Last week I spoke with a local gym owner/friend I have been in touch with regularly since the crisis began. I could sense her view of the future was changing and I wanted to understand why.
When I spoke to her in late March she had about 4 months of operating cash reserves in a separate business money market account equaling $200,000 and was able to access the various government grant and loan programs early in the cycle – including $150,000 in PPP, $10,000 from DC’s Small Business micro-grant program, and $10,000 from the Economic Injury Disaster assistance fund.
By May she was optimistic about the future, busily deploying a variety of online classes in preparation for physical reopening.
Now, she’s far less optimistic…
Her revenue even under the best scenario has been cut in half because she’s not able to bring the same volume of people into the gym. By the end of July she’ll have burned through all the PPP and grant dollars and by September/October her four months of reserves will be down to next to nothing.
She’s not alone.
Even with June’s employment numbers indicating a modest recovery, on July 1 for example, Open Table showed restaurant bookings down 64.7% year over year, having worsened from a 57% decline on June 27th. And Homebase, a scheduling software provider warned of a “reopening plateau” and that 20% of all small businesses may not survive, according to this recent article in the Washington Post.
All over the country business owners are asking — my PPP dollars are nearly gone, now what?
I discussed with her a practical way to think through the ramifications of all of this and orient her to a plan to survive this year and I thought I’d share some ideas all small business owners can use as they finish spending their remaining PPP dollars.
Start with asking, very conservatively, how much revenue do you have coming for the rest of the year? Then average it out and turn it into a monthly number because most of our bills are due and payable monthly and it’s easier to see what you need to do next.
Here’s what that looks like…
What’s so special about 40?
Allocating 40% of your revenue toward business expenses (marketing, rent, insurance, etc.) tends to work well for service businesses and still leaves you money for other things such as your salary, commissions to salespeople, and taxes.
Can you fit all of your expenses into no more than 40% of your monthly revenue?
If not, this might elevate a key question and that is, does my business model actually still work and produce a profit?
If not, what can you do about it?
What changes can be made?
If you are able to manage your business expenses to no more than 40% of revenue, congratulations, you have a shot at making it.
Your work isn’t done quite yet, though.
Now it’s time to tackle longer-term contracts which might include things such as leases, vendor and employee contracts.
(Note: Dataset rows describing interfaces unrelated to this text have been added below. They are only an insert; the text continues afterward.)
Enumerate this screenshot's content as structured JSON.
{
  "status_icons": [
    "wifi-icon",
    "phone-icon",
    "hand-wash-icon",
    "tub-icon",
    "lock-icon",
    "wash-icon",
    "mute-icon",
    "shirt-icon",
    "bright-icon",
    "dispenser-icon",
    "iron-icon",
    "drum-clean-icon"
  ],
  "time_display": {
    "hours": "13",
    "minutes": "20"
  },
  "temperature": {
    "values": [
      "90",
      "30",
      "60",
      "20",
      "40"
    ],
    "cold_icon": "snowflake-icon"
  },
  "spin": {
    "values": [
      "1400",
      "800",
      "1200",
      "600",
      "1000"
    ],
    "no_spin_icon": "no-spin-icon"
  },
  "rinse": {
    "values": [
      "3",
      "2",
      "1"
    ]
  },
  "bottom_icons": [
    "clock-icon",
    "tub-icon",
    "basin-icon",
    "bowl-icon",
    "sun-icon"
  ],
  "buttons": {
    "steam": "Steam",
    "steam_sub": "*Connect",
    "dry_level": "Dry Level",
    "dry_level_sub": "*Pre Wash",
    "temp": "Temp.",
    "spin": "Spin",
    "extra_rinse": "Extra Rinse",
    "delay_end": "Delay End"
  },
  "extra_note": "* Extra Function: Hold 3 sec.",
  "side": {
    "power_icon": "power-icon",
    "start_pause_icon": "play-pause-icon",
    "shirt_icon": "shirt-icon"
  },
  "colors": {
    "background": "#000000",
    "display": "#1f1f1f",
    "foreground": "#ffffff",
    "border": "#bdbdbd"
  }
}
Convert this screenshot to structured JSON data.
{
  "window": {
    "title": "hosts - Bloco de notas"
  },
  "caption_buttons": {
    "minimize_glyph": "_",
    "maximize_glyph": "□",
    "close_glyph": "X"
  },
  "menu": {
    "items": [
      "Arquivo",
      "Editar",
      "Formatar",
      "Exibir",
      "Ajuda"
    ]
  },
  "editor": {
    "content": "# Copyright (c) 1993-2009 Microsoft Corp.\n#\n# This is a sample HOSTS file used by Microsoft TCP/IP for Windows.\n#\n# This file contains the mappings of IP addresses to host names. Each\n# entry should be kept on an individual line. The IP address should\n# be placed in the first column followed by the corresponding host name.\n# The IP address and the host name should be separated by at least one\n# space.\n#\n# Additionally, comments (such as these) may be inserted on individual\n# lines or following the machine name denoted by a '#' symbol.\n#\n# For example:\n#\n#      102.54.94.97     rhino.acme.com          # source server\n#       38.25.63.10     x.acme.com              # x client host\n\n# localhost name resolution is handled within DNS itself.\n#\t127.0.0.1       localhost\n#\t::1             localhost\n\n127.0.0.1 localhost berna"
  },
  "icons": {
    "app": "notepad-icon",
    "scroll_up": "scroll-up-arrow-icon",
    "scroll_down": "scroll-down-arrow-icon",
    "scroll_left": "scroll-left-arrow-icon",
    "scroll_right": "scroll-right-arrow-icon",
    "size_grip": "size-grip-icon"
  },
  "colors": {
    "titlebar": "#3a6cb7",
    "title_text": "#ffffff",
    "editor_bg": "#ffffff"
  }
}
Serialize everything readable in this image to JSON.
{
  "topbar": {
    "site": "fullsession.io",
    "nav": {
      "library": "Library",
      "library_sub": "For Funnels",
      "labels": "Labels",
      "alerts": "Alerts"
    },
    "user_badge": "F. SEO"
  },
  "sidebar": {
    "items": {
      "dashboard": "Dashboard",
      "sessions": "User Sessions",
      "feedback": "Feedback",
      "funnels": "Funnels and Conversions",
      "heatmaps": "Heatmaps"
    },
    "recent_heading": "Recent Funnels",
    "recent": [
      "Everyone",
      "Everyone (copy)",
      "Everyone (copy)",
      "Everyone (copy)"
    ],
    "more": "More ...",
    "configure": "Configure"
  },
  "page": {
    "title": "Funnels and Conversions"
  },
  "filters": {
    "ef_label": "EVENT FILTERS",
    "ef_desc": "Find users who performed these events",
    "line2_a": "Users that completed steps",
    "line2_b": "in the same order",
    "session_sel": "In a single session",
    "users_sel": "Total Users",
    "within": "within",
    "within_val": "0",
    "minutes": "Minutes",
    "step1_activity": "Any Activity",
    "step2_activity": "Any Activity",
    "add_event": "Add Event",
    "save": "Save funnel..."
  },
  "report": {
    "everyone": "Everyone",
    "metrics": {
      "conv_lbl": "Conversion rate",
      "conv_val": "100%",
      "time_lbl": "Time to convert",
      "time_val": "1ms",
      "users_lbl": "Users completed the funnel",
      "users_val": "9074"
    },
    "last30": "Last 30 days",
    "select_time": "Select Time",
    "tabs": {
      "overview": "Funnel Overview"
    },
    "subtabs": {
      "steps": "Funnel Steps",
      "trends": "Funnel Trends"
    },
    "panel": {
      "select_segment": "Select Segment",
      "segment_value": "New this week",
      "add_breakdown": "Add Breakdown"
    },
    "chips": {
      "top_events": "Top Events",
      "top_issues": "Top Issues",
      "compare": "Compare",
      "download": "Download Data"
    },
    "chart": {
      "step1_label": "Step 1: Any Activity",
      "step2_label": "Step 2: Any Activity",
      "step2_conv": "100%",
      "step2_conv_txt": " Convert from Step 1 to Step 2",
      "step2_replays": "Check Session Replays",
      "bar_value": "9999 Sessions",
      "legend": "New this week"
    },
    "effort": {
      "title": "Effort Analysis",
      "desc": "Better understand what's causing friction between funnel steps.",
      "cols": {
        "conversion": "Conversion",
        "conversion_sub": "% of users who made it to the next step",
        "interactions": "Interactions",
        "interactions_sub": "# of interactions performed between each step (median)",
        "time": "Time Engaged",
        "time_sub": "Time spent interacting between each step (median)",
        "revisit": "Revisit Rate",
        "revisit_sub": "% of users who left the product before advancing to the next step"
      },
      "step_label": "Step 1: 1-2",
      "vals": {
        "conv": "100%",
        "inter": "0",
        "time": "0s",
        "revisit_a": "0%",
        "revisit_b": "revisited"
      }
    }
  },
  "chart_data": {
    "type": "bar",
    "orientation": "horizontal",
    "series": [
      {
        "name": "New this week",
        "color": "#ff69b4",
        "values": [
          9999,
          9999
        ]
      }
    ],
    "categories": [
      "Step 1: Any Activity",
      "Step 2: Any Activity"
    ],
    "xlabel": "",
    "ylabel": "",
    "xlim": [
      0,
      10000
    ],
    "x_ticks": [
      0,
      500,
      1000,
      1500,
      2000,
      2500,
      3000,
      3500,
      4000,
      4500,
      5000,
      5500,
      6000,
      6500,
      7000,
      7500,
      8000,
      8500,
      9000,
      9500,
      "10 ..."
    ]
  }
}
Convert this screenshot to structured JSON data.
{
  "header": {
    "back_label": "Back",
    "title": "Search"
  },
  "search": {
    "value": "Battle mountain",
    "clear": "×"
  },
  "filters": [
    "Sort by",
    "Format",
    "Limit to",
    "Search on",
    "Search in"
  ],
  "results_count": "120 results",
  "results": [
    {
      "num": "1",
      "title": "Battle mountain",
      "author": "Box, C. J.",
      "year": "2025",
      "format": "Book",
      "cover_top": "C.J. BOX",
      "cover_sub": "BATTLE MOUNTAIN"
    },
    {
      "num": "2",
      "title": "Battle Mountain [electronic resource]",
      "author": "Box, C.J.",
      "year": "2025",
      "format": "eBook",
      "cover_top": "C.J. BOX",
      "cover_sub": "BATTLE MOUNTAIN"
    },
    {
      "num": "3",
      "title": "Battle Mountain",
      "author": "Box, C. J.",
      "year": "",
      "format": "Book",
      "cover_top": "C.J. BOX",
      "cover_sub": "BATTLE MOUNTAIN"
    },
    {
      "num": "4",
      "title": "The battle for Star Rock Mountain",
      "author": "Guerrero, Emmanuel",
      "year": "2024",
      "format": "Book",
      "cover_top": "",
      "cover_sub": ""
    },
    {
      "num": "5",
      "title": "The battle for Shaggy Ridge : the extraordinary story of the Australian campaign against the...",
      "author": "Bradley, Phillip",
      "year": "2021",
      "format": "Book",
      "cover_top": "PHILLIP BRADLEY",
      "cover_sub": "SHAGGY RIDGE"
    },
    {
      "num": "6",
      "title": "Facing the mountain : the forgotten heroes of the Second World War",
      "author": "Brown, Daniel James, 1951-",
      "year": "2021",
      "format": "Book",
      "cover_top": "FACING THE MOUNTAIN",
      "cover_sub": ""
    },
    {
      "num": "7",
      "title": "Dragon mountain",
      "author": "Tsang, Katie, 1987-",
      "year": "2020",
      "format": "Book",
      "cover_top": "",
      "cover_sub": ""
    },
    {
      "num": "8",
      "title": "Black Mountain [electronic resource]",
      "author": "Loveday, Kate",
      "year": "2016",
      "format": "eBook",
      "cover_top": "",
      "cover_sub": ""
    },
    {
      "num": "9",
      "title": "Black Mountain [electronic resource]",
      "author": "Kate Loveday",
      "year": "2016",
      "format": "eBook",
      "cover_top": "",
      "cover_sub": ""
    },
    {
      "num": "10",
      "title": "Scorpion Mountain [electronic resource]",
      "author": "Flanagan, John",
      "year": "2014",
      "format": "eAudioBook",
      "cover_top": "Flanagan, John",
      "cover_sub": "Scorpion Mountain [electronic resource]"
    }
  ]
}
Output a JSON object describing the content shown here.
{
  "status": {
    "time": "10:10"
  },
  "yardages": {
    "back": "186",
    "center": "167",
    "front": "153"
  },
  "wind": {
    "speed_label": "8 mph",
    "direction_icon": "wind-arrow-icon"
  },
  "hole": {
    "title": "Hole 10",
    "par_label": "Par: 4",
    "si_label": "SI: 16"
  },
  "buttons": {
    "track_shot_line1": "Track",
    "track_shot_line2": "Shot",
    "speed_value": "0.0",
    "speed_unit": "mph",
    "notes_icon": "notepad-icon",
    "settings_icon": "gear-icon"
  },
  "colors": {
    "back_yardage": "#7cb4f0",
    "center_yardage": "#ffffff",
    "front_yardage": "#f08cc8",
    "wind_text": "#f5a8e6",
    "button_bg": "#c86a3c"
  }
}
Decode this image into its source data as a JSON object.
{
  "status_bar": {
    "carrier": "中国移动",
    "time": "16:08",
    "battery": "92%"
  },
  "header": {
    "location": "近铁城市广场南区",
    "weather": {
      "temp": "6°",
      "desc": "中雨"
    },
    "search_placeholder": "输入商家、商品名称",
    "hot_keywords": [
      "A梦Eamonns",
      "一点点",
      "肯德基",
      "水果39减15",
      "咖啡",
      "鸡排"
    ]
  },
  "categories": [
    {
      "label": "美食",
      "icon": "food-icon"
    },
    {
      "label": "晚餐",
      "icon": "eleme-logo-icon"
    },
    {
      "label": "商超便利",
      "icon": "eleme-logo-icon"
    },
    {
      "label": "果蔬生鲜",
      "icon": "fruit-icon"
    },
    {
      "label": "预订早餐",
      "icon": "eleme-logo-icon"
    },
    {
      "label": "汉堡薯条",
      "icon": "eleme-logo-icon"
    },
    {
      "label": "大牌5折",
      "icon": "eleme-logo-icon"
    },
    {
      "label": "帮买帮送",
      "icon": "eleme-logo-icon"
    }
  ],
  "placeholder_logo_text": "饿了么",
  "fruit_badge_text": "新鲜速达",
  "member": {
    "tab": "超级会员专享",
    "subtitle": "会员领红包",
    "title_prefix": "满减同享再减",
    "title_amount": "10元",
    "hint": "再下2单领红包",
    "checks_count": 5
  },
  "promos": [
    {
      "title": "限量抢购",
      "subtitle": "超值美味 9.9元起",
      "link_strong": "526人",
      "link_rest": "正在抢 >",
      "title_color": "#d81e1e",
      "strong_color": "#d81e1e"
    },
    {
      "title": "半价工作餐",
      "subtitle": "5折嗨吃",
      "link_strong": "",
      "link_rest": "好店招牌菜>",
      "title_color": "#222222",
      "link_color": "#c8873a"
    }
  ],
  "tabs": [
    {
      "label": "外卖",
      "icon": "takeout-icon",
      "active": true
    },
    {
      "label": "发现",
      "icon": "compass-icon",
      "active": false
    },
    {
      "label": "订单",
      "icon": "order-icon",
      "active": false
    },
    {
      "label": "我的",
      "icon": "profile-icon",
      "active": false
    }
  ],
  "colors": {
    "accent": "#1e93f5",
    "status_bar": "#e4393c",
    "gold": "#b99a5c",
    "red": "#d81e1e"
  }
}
Don’t expect another government parachute this fall. Fix the longer-term structural expenses now and work toward building 12 months of cash reserves.
Building cash reserves in a constricted economic environment is often about debt and payables management. Assuming you still have some revenue coming in, I recommend pushing as many payments into the future as you can and take that cash and put it into a reserve account. Most creditors are happy to get almost anything at this point so push those obligations out as far as possible and store your cash.
Will this create some other problems? Yes, though right now managing and increasing cash is the biggest priority.
Surviving — Then Thriving
I’m confident my gym owner friend is going to make it. She’s adapting quickly, has completely let go of past expectations for this year, and realizes in the gym business, surviving is the big win in 2020 in part because many of her competitors will not, leaving her in a stronger position when this is all over. This is what we experienced in our real estate business in 2008 when many of our competitors were slow to accept and adapt to the reality of the market. That allowed us more room to play offense and we eventually took enough market share to be #1 in the market 5 years later.
Like her business, your business can survive this cycle too if you take aggressive and rapid action now and have a plan to adjust your business model as our world continues to live in this period of rapid change. It helps to consider this period of time to be your greatest gift. Those of us who made it through the 2008 crisis know surviving that became our greatest asset. While we were toiling away to survive, we didn’t realize how many seeds we were actually planting for the future by working so hard on our businesses in the present.
Remember as much as 2020 is about surviving, it’s also about thriving in 2021 and beyond.
As Warren Buffett says, “Someone’s sitting in the shade today because someone planted a tree a long time ago.”